Zalewski, Michal. “Security in the World of Web Applications.” Chapter 1 in Tangled Web: A Guide to Securing Modern Web Applications. No Starch Press, 2011, pp. 14–8. ISBN: 9781593273880. [Preview with Google Books]

Ranum, Marcus. “Six dumbest Ideas in Computer Security.” (PDF) Ranum, September 1, 2005.


Software Development Methods

We will discuss different approaches to software development that have risen and faded in popularity over the last several decades. Advocates of current approaches (such as “agile”) often imply that these approaches are radical departures from the past, but in fact their roots go back a long way.

Edsger Dijkstra was a strong advocate of a style of software development in which mathematical reasoning played a central role. His writings are well known for their uncompromising positions on many topics, even the most extreme of which usually contained profound insights.

(Unfortunately, this particular article uses a racist idiom; in 1978, at the time of writing, there was less of a consensus that offensive references of this sort should not be used.)

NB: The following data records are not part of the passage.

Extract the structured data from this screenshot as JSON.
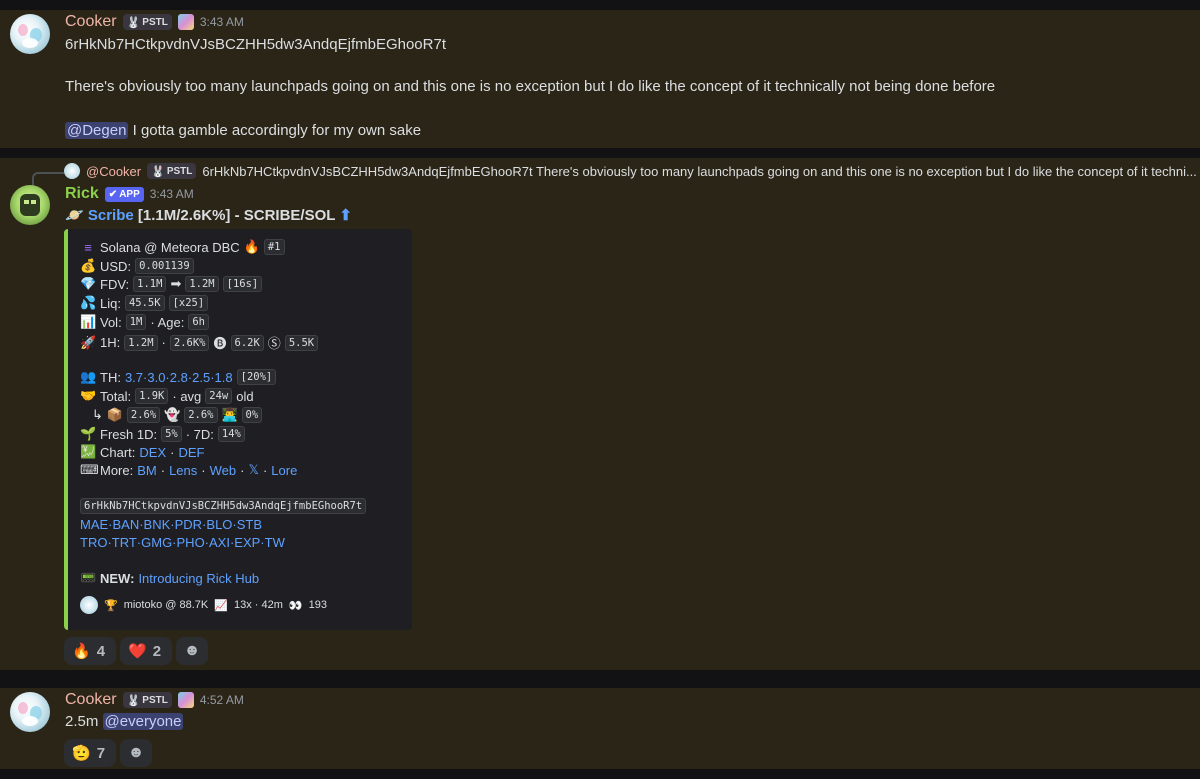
{
  "messages": [
    {
      "author": "Cooker",
      "author_color": "#f0b4a8",
      "role_tag": "PSTL",
      "role_icon": "bunny-icon",
      "time": "3:43 AM",
      "lines": [
        "6rHkNb7HCtkpvdnVJsBCZHH5dw3AndqEjfmbEGhooR7t",
        "There's obviously too many launchpads going on and this one is no exception but I do like the concept of it technically not being done before"
      ],
      "mention": "@Degen",
      "mention_text": "I gotta gamble accordingly for my own sake"
    },
    {
      "reply": {
        "author": "@Cooker",
        "role_tag": "PSTL",
        "text": "6rHkNb7HCtkpvdnVJsBCZHH5dw3AndqEjfmbEGhooR7t  There's obviously too many launchpads going on and this one is no exception but I do like the concept of it techni..."
      },
      "author": "Rick",
      "author_color": "#8ad04b",
      "app_tag": "APP",
      "time": "3:43 AM",
      "headline_name": "Scribe",
      "headline_rest": "[1.1M/2.6K%] - SCRIBE/SOL",
      "embed": {
        "line1": "Solana @ Meteora DBC",
        "rank": "#1",
        "usd_label": "USD:",
        "usd": "0.001139",
        "fdv_label": "FDV:",
        "fdv_from": "1.1M",
        "fdv_to": "1.2M",
        "fdv_time": "[16s]",
        "liq_label": "Liq:",
        "liq": "45.5K",
        "liq_x": "[x25]",
        "vol_label": "Vol:",
        "vol": "1M",
        "age_label": "· Age:",
        "age": "6h",
        "h1_label": "1H:",
        "h1_a": "1.2M",
        "h1_b": "2.6K%",
        "h1_c": "6.2K",
        "h1_d": "5.5K",
        "th_label": "TH:",
        "th_values": "3.7·3.0·2.8·2.5·1.8",
        "th_pct": "[20%]",
        "total_label": "Total:",
        "total": "1.9K",
        "avg_label": "· avg",
        "avg": "24w",
        "old_label": "old",
        "sub_a": "2.6%",
        "sub_b": "2.6%",
        "sub_c": "0%",
        "fresh_label": "Fresh 1D:",
        "fresh_1d": "5%",
        "fresh_7d_label": "· 7D:",
        "fresh_7d": "14%",
        "chart_label": "Chart:",
        "chart_dex": "DEX",
        "chart_def": "DEF",
        "more_label": "More:",
        "more_links": [
          "BM",
          "Lens",
          "Web",
          "𝕏",
          "Lore"
        ],
        "address": "6rHkNb7HCtkpvdnVJsBCZHH5dw3AndqEjfmbEGhooR7t",
        "links_row1": "MAE·BAN·BNK·PDR·BLO·STB",
        "links_row2": "TRO·TRT·GMG·PHO·AXI·EXP·TW",
        "new_label": "NEW:",
        "new_link": "Introducing Rick Hub",
        "footer": "miotoko @ 88.7K",
        "footer_b": "13x · 42m",
        "footer_c": "193"
      },
      "reactions": [
        {
          "emoji": "🔥",
          "count": "4"
        },
        {
          "emoji": "❤️",
          "count": "2"
        }
      ]
    },
    {
      "author": "Cooker",
      "author_color": "#f0b4a8",
      "role_tag": "PSTL",
      "time": "4:52 AM",
      "text": "2.5m",
      "mention": "@everyone",
      "reactions": [
        {
          "emoji": "🫡",
          "count": "7"
        }
      ]
    }
  ],
  "colors": {
    "bg": "#1a1a1e",
    "highlight": "#2b2517",
    "link": "#5ea1ff",
    "embed_accent": "#8ad04b"
  }
}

Brook’s famous book, The Mythical Man-Month, is full of gems that have had long-lasting impact on the field of software engineering since its publication in 1975. One of them hinted at a style of development that was ignored for many years, but has become very popular in the last decade or so — namely, agile development. In the chapter from his book, you will read about the idea of building a system to eventually throw away, which may seem counter-intuitive at first.

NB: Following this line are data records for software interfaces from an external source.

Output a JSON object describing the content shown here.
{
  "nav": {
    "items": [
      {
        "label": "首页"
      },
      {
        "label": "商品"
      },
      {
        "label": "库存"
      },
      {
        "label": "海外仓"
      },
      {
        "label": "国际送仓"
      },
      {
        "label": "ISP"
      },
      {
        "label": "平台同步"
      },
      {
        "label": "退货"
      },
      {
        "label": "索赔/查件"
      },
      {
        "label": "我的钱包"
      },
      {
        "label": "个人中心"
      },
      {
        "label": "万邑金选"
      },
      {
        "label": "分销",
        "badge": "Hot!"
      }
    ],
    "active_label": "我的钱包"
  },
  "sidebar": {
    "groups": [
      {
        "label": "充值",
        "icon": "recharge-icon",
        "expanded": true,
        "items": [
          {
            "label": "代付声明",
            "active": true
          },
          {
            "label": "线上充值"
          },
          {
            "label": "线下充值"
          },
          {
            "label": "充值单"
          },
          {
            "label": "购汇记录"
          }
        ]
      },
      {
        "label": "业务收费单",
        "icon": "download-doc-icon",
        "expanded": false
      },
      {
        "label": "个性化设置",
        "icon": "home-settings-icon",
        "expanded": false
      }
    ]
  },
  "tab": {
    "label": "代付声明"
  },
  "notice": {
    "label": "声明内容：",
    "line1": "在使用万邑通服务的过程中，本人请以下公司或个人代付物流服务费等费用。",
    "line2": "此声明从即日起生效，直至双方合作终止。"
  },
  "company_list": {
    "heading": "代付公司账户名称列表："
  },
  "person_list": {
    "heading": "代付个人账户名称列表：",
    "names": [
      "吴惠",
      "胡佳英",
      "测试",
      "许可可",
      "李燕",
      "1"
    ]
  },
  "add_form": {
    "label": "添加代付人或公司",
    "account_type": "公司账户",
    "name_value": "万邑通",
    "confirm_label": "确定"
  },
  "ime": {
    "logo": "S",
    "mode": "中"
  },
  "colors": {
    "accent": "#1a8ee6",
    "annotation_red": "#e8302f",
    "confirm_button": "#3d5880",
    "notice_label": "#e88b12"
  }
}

Dijkstra, Edsger. “The pragmatic engineer versus the scientific designer.” 1978.

Brooks, Frederick P., Jr. “Plan to Throw One Away.” Chapter 18 in The Mythical Man-Month: Essays on Software Engineering. Addison-Wesley, 1975. ISBN: 9780201006506.


Designing Dependable Software

Computer programs are closer to human beings than some may believe. Not only do they run your favorite apps on your laptop and cellphone, but they are also used to control your car, house, electricity, heart monitor, and nearly every other critical aspect of your life. But it turns out that we know surprisingly little about how to design programs to be safe and reliable.

One of the most alarming examples of badly written software causing direct harm to people is in medical devices. Thimbleby’s article describes some disturbing cases of catastrophic medical device failures due to bad interface design, and argues that we, as programmers, are responsible for designing a program to minimize the likelihood of such a failure.

You will also watch a related clip, which illustrates some of the points from the article.

Thimbleby, Harold. “Ignorance of Interaction Programming is Killing People.” Interactions 15, no. 5 (2008): 52–7.

———. “Saving Lives by Design.” September 1, 2011. Youtube. www.youtube.com/watch?v=glwtlH0oYc0

Presenting Your Ideas

Having a good idea is just the beginning; you need to be able to communicate your ideas effectively to other people. For the upcoming final project in this class, your team will present your idea to the entire class and convince them that your app is the coolest thing that will ever be built.

But what distinguishes a great talk from a boring, seemingly mindless presentation? There is lots of advice out there on making a good presentation, but many agree that you need to be able to present a compelling story to engage your audience.

Duarte, Nancy. Resonate: Present Visual Stories that Transform Audiences. Wiley, 2010, pp. 110–15. ISBN: 9780470632017.

Course Info

As Taught In
Spring 2013